I thought you did that task a week ago?
But when we spoke last week we agreed that…
Why didn’t you just tell me you weren’t going to be able to get it done today?
These statements are those of a leader who is rapidly losing trust and faith in their team.
Most leaders would like their teams to be somewhat self-managing, in that they don’t have to give them direction for every single task. Team members take on various responsibilities and remain accountable for them without having a manager needing to breathe down their neck all day.
This is especially true when the leader has a heavy workload – how can they micromanage and do their own work at the same time?
The impact being unable to trust your team
When you start to lose trust in your team, the impact on overall performance is nothing but negative.
When you can’t trust your team, autonomy suffers
No longer will the leader let their team members manage their own workload – they now feel that if they do this, the work simply won’t get done. What results is more meetings, more planning and more tasks that are less directly correlated with actually getting work done.
The leader now spends more time monitoring the team closely and course-correcting when things aren’t being done how they would like. Given that a great way to motivate employees is by giving them more autonomy, it is likely that reducing autonomy is going to have the opposite effect.
When you can’t trust your team, everybody in the team is impacted
If there is one person in the team that the leader feels can’t be trusted, the rules implemented for the team will likely be applied to everybody. Tighter restrictions and oversight are likely to be incurred by everybody in the team, not just the person who is the least able to be trusted.
This can reduce the motivation and engagement of previously engaged and trustworthy employees, meaning everybody sinks to a lower level of performance and the team simply doesn’t produce outcomes like it used to.
When you can’t trust your team, you spend less time leading
Implicit in having a leadership position is the need to actually spend time leading and managing things. Performance reviews, planning activities, developing internal and external relationships, mentoring employees – these are all the tasks for a leader.
Unfortunately, when you are spending more time micromanaging your team, the leadership and development activities that build up the organisation are going to be the first to go, because they are often seen as “nice to haves”.
Addressing trust issues in your team
As with most things, trust works both ways. Your team needs to trust you too. So how do you address the trust issues in your team before you experience major problems?
1 – Identify where the issues are coming from: Are you having problems with several members of your team? Or is it localised to one person? A single person issue is potentially better tackled individually, rather than clamping down overheads on your entire team.
Discuss the performance issues and if you aren’t the line manager, get them involved to help you. Just don’t let a single person’s poor performance bring down your team.
2 – Look at your own behaviour to see whether it may be the cause: Some people don’t deal well with complete autonomy, while others may flourish.

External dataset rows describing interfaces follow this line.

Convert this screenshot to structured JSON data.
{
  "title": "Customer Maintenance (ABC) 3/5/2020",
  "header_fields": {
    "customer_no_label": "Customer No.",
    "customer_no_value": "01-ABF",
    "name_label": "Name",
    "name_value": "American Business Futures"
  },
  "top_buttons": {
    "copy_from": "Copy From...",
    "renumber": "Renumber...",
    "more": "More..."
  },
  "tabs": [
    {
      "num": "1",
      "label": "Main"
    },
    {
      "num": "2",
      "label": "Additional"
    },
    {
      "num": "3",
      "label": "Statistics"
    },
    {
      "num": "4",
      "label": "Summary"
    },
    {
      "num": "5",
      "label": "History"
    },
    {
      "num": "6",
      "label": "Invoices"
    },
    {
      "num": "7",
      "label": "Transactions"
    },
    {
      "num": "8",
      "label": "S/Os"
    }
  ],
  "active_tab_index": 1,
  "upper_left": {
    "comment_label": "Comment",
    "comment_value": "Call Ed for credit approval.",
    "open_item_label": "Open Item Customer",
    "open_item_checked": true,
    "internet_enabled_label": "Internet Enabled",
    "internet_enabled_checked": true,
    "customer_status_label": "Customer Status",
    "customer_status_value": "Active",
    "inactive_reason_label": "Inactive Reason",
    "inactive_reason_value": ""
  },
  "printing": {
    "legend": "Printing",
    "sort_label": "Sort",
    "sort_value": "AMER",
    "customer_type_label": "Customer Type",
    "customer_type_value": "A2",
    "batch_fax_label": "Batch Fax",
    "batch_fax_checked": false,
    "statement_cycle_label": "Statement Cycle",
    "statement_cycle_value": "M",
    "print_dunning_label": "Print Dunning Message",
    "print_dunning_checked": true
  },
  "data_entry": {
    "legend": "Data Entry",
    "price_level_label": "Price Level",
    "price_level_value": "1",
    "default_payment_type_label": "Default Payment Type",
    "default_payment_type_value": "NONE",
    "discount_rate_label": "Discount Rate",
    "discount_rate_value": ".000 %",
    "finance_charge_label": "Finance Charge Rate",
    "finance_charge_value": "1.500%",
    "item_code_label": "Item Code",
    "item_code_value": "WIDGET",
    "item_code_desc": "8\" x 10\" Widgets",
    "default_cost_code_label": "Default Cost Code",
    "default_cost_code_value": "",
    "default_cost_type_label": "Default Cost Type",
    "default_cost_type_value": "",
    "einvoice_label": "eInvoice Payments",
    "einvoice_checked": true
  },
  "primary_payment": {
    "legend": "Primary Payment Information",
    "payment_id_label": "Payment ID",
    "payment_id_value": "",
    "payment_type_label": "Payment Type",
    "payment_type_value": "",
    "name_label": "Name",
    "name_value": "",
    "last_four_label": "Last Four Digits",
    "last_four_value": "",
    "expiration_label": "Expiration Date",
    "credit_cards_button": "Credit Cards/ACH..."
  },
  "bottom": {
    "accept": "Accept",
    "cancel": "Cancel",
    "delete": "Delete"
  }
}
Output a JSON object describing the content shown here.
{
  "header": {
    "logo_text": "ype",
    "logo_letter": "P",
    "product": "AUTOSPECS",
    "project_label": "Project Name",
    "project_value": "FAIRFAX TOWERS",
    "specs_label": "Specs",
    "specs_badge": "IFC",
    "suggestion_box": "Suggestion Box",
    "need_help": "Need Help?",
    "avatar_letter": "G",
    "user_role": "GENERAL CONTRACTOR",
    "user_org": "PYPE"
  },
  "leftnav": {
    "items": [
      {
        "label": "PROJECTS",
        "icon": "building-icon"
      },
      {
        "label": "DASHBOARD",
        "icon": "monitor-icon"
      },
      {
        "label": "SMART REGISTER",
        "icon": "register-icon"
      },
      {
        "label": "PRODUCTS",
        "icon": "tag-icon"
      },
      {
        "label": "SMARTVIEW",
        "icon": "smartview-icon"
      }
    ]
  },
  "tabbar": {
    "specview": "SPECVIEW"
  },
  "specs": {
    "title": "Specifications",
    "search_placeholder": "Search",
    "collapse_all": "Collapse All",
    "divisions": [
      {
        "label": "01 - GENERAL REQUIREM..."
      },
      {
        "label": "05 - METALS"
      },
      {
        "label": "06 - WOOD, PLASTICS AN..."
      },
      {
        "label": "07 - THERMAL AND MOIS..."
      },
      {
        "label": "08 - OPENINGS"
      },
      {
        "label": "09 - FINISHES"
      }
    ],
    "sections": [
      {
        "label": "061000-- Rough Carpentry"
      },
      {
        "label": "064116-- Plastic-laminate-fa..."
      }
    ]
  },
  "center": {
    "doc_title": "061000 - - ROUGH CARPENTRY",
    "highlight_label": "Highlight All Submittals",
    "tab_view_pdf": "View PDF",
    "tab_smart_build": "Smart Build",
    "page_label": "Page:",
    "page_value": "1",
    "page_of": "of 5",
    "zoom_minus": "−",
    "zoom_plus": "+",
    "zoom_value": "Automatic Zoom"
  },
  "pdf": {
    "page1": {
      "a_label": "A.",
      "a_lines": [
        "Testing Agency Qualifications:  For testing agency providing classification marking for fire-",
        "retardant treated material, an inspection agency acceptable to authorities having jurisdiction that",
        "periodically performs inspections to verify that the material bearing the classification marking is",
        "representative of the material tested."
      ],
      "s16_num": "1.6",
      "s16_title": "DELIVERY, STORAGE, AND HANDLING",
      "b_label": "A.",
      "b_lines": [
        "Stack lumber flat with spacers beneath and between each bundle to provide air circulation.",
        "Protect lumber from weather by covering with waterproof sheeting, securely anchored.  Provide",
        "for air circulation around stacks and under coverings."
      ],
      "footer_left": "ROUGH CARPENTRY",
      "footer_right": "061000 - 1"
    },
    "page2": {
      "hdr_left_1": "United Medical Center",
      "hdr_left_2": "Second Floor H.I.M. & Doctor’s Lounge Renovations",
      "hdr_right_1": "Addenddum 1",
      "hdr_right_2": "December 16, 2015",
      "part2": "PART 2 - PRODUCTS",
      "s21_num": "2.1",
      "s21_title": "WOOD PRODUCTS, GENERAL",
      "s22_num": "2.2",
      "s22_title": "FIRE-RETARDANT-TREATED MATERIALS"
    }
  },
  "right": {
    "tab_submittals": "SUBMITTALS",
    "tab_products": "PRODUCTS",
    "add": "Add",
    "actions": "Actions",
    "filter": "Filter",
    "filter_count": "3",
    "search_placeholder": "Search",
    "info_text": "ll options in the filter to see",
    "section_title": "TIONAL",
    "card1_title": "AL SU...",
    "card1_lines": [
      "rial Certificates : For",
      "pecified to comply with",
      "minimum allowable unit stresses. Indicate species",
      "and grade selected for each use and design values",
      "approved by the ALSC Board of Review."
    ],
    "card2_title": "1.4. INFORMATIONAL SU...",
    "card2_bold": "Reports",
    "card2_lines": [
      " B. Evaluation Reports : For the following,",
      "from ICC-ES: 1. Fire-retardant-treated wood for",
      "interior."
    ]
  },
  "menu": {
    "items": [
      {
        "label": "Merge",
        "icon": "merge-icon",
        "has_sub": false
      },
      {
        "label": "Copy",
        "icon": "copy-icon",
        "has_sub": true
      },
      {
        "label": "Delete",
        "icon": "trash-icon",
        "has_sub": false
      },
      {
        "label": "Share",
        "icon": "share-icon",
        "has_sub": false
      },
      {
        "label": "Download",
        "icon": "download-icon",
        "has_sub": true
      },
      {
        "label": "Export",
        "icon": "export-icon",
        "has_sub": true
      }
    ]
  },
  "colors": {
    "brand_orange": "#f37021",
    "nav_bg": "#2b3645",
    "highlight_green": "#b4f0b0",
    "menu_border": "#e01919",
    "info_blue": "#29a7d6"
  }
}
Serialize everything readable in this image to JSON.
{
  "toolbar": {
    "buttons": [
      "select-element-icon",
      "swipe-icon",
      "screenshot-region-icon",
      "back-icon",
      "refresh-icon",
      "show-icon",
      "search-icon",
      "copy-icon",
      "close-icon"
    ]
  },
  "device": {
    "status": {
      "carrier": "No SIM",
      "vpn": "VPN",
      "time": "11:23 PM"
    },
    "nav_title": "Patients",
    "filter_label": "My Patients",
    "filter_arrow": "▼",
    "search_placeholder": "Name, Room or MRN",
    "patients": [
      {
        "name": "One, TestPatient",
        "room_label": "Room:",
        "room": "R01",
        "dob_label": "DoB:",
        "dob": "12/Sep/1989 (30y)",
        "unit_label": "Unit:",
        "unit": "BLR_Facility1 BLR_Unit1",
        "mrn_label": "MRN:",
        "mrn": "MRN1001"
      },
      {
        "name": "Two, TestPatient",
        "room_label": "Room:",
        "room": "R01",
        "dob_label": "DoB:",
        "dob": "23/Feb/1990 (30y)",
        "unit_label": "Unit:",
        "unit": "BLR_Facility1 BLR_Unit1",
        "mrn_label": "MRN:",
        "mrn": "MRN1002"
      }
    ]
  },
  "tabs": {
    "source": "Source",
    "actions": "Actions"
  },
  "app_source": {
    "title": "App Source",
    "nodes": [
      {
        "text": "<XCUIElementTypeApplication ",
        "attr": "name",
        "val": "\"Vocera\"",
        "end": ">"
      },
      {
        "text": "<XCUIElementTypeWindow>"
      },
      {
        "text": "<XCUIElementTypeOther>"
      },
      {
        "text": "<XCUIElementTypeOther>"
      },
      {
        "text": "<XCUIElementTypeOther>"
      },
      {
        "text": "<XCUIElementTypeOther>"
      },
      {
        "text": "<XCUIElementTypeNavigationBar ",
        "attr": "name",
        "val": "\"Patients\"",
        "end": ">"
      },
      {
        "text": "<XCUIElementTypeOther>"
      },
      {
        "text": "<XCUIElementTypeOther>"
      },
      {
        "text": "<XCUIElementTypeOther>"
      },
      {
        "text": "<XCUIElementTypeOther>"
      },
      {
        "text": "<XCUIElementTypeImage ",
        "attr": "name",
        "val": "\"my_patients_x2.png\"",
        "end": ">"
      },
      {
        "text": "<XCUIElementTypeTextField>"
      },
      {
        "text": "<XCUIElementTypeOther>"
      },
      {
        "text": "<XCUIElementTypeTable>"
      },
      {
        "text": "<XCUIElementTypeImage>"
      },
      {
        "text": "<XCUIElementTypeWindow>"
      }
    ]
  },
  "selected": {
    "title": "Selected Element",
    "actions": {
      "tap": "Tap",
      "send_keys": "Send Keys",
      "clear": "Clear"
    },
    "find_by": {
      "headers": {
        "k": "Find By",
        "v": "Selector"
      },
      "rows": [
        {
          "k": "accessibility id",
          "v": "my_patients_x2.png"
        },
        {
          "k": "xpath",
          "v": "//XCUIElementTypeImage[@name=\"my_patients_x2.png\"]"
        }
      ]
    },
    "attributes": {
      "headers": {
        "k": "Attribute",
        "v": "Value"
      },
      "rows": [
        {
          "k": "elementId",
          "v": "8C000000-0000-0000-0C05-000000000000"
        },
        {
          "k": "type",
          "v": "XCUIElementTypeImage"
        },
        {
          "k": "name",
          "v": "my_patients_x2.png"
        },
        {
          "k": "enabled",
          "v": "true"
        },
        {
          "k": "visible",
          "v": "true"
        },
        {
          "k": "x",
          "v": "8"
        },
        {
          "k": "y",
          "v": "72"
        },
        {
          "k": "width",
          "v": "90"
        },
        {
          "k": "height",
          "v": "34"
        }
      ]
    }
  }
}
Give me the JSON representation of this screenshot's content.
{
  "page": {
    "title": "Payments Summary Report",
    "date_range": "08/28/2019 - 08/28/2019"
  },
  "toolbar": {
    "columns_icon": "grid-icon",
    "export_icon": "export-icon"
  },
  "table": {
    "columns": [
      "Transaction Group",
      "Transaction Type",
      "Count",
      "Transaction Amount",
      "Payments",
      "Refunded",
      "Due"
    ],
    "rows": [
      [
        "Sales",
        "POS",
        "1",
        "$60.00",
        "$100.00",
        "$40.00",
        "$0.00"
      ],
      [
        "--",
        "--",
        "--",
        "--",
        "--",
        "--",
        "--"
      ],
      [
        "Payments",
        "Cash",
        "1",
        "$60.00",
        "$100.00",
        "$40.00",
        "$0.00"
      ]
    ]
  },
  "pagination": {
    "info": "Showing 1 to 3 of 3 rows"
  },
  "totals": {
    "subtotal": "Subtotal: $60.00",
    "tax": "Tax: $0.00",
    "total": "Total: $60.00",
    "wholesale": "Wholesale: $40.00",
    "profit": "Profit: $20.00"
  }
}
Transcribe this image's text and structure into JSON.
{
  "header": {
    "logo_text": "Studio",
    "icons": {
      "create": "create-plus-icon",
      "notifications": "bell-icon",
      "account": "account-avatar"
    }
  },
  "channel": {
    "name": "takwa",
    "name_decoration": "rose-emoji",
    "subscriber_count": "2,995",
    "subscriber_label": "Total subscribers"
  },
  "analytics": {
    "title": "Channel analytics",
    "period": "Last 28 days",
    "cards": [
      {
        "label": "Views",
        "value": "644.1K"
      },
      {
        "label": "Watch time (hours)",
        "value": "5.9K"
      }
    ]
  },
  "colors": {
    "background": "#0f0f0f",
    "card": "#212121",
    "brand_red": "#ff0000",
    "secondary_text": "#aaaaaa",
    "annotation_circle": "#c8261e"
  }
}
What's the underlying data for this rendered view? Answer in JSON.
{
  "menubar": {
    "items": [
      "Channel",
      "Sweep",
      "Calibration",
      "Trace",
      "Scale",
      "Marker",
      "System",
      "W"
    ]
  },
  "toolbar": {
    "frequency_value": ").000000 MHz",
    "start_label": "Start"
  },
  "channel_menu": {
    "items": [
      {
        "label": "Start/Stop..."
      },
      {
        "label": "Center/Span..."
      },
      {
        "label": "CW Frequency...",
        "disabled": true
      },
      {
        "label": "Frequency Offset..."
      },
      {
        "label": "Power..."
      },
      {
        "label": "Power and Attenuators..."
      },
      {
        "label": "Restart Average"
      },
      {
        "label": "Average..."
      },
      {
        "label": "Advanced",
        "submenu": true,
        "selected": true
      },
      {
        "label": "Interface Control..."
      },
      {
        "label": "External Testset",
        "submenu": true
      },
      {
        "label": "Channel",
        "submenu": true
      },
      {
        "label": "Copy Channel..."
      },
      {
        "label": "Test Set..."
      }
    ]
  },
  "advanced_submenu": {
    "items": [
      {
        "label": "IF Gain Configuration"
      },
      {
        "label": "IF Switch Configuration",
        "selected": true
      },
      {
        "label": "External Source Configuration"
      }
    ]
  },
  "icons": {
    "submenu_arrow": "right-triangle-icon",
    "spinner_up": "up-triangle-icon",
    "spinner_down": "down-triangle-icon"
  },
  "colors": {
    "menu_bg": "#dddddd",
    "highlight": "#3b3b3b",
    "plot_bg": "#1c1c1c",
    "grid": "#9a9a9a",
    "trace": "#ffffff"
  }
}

You need to ensure that you don’t treat your team members exactly the same, especially if they have different working styles (which they probably will). Are you expecting too much from your team?
Have you supported your team or openly blamed them for failures? Do they seem frustrated or bored with what they are doing? If so, these issues might be fixable.
Perhaps your demeanour is such that your team don’t feel comfortable talking to you about issues they are having – leading them to stay quiet, reinforcing your lack of trust as they don’t deliver.
3- Assign clear accountability: If you want your team to run without micromanagement, assign accountability to various team members – put them “in charge” of various aspects of the team’s work. You might think you’ve done this already, but you need to ensure it is very clearly stated, along with your expectations.
Otherwise your team might just assume that for everything, the buck stops with you (and not with them). You might be surprised about how motivated and engaged someone becomes once you clearly make them the lead for an aspect of your team’s performance.
Trust issues can seriously impact the performance of a team. Without stopping and looking to examine them, some leaders can engage in a cycle of micromanagement and punishment which doesn’t actually solve anything. In many cases, it simply brings all members of the team (good and bad) down to the same level.
Trust issues might not be all your fault as a leader, but it is your responsibility to examine and to try to address them, because you have the remit to change how your team functions. A trustworthy team is a high-performing team, and a trustworthy leader enables these teams to flourish.